- Police Beat
- The Forecaster
BATH — It’s been tough enough lately for City Clerk Mary White to drum up interest among residents in serving on various city committees.
The issue is now the worst she’s experienced in 23 years working for Bath, with only one person remaining on the city’s five-member Board of Assessment Review.
“The Board of Assessment Review, at this state, that’s the worst we’ve had,” White said Aug. 16.
The neighboring towns of Brunswick and Harpswell are also looking for volunteers to fill vacancies on boards and committees.
Bath’s Community Forestry Committee has four vacancies. But at least that panel’s 11-member complement means that seven people are still left, allowing the group the necessary quorum to continue meeting. Three of the vacancies are due to the group’s recent expansion.
For the assessment review board, which only in recent months became so sparsely occupied, the city needs one member with a term expiring next July, one in July 2020, and two in July 2021. One of the seats has already been empty for a full three-year term.
“We’ve been trying for three years, and now we’re going for another three,” White said. “All we have is one person left on that board. That’s kind of like the red light, and the bells and whistles and everything is going off. … We’re in dire straits, that’s what I’m saying.”
That board can’t meet until it has at least two more members, White said. Fortunately, it tends only to convene when residents take issue with how their property is assessed on their tax bill.
“When somebody brings in a complaint, then they have to meet,” she noted.
Tax bills tend to be sent the first week of September and are due back Oct. 15.
The Bath Recreation Commission, which has six members at full capacity, has two vacancies, while the city’s Zoning Board of Appeals has just one vacancy among its seven-member capacity.
Deaths of members is one reason for the vacancies, White said. For instance, the late Joseph “Chic” Marchette was on both the recreation and zoning boards. Other residents have simply moved out of Bath, or opted not to reapply, figuring it was time to pass the torch to someone else.
The problem is, few have been clamoring to fill those empty seats. It’s a change White has noticed the past five years.
“We need some more people out there, and hopefully younger,” White said. “… We do need history on these committees, but we’ve got to have some of these younger people step up here and help out.”
Those residents 18 and older interested in serving can obtain an application form at White’s City Hall office, 55 Front St., or under the “Government/Board & Committees” tab at cityofbath.com. The City Council chooses members.
The positions are volunteer, “but that’s what communities are made of,” White noted.
Neighboring towns are also looking for more members. Terms in Brunswick to be filled immediately include one member of the Davis Fund Committee, three on the Downtown & Outer Pleasant Street Master Plan Implementation Committee, two on the Fair Hearing Authority and four on the Marine Resource Committee.
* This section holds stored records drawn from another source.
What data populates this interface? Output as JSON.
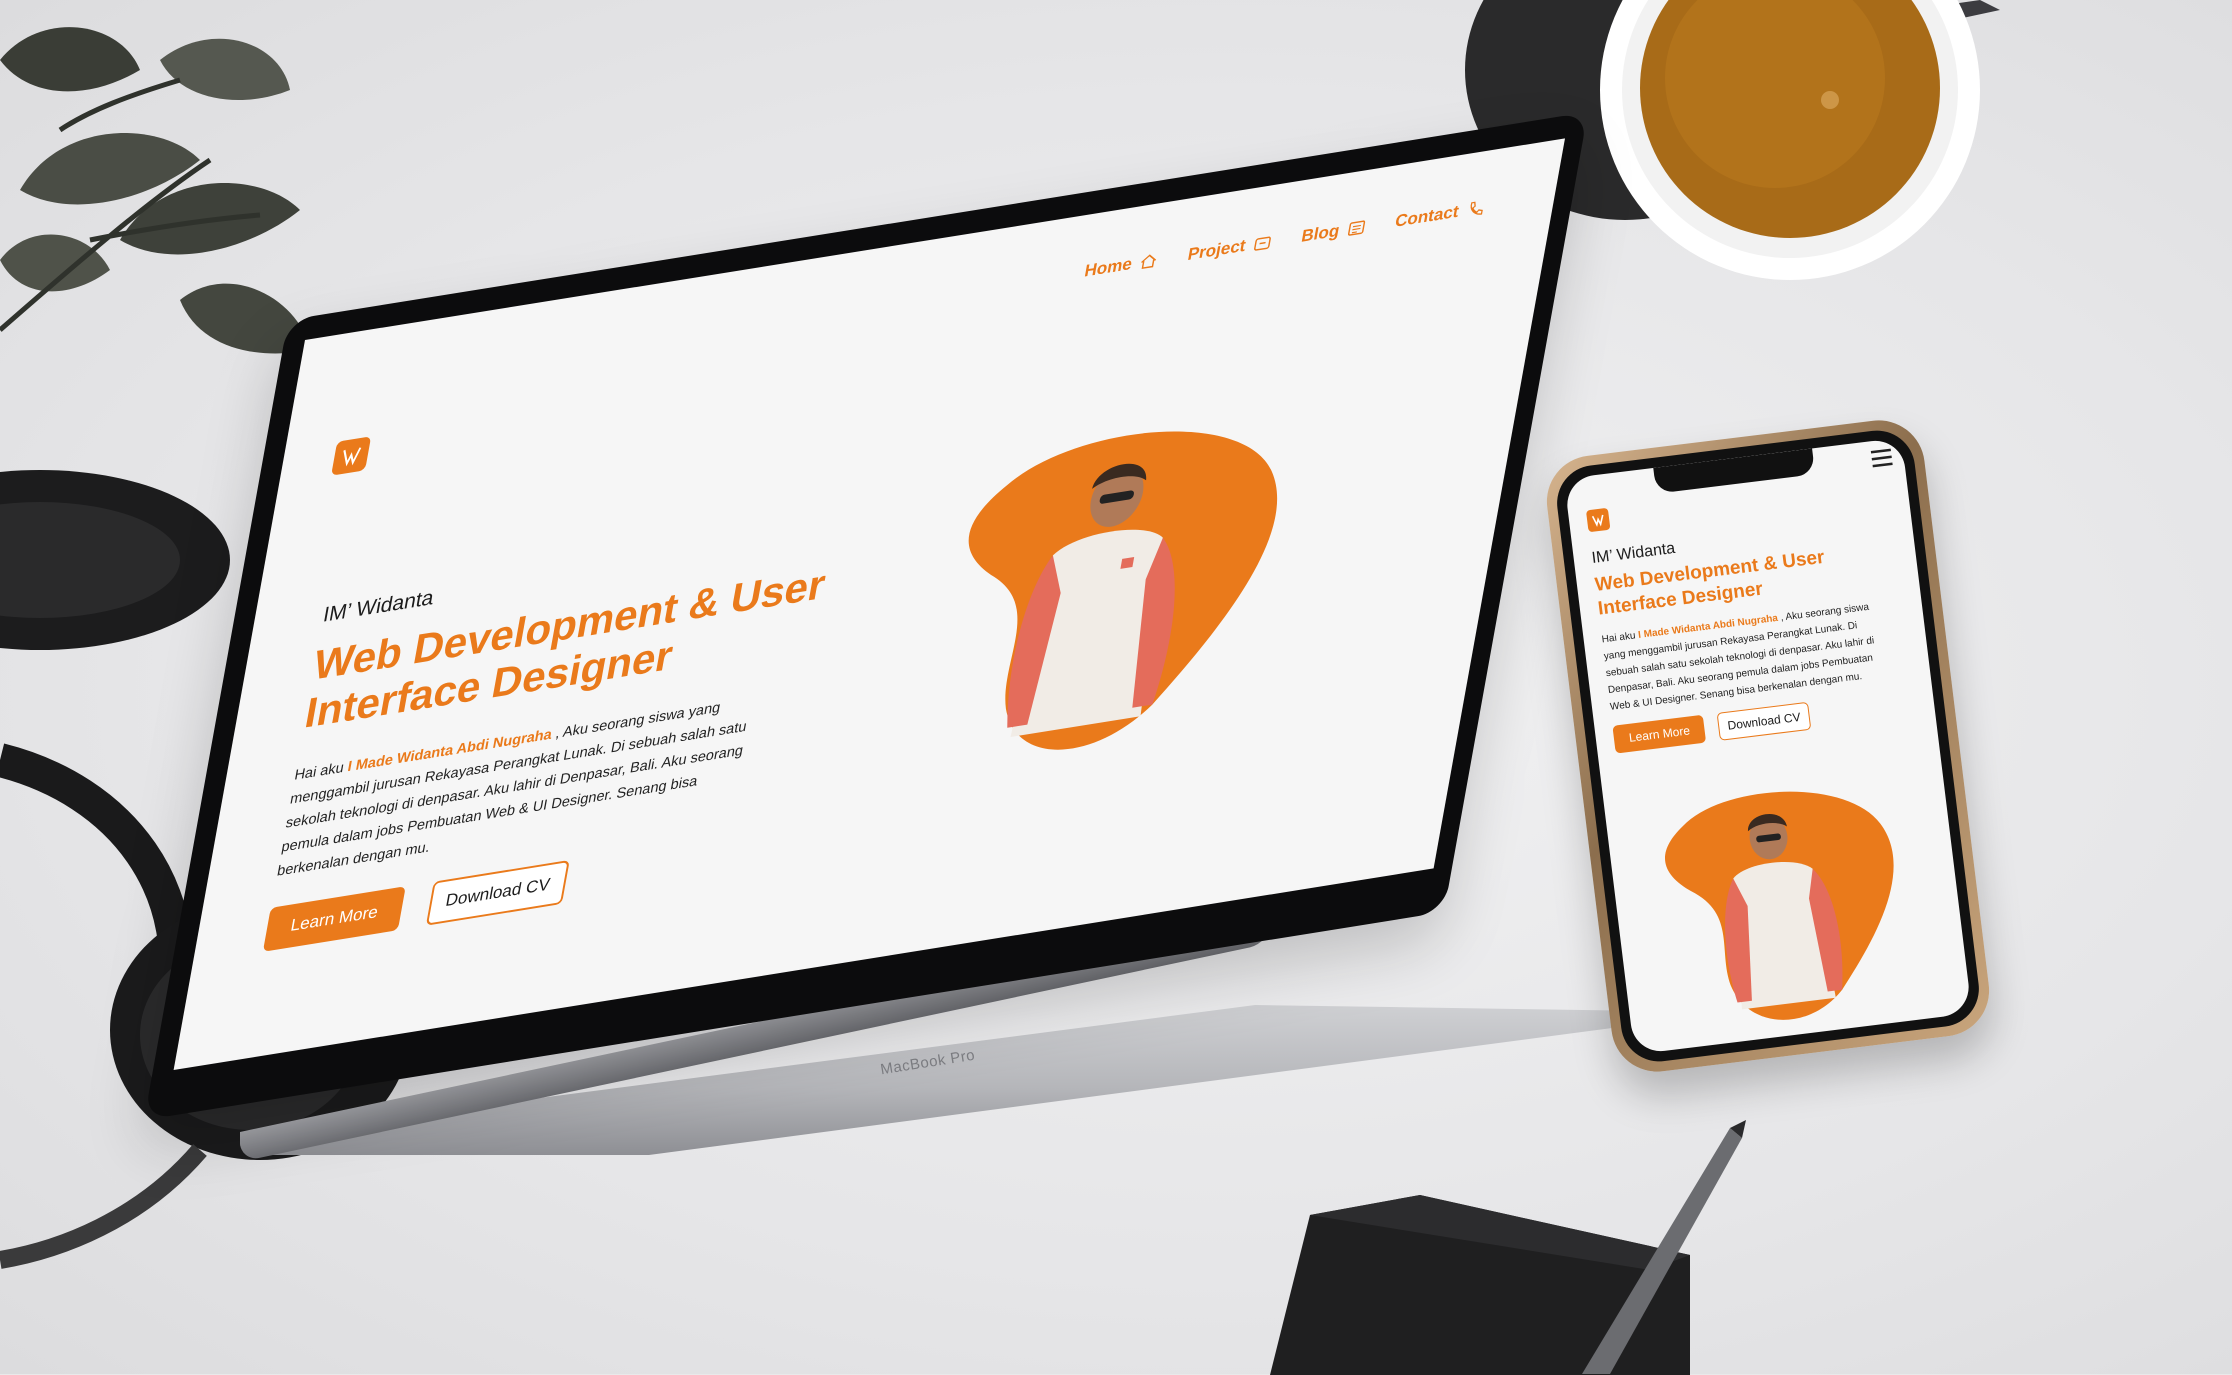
{
  "site": {
    "nav": [
      {
        "label": "Home",
        "icon": "home-icon"
      },
      {
        "label": "Project",
        "icon": "project-icon"
      },
      {
        "label": "Blog",
        "icon": "blog-icon"
      },
      {
        "label": "Contact",
        "icon": "phone-icon"
      }
    ],
    "brand": "IM’ Widanta",
    "headline": "Web Development & User Interface Designer",
    "bio_prefix": "Hai aku ",
    "bio_name": "I Made Widanta Abdi Nugraha",
    "bio_suffix": " , Aku seorang siswa yang menggambil jurusan Rekayasa Perangkat Lunak. Di sebuah salah satu sekolah teknologi di denpasar. Aku lahir di Denpasar, Bali. Aku seorang pemula dalam jobs Pembuatan Web & UI Designer. Senang bisa berkenalan dengan mu.",
    "learn_more": "Learn More",
    "download_cv": "Download CV"
  },
  "laptop": {
    "label": "MacBook Pro"
  },
  "colors": {
    "accent": "#EA7A1B",
    "background": "#F6F6F6",
    "text": "#1C1C1C"
  }
}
Topsham’s vacancies include the Board of Appeals (two openings), Historic District (two), History Committee (one), Topsham Town Meeting Committee (up to five), Comprehensive Plan Committee (one), Tree Committee (two), and the Topsham Housing Authority (one).
Harpswell’s one vacancy, by contrast, is on its Energy and Technology Committee.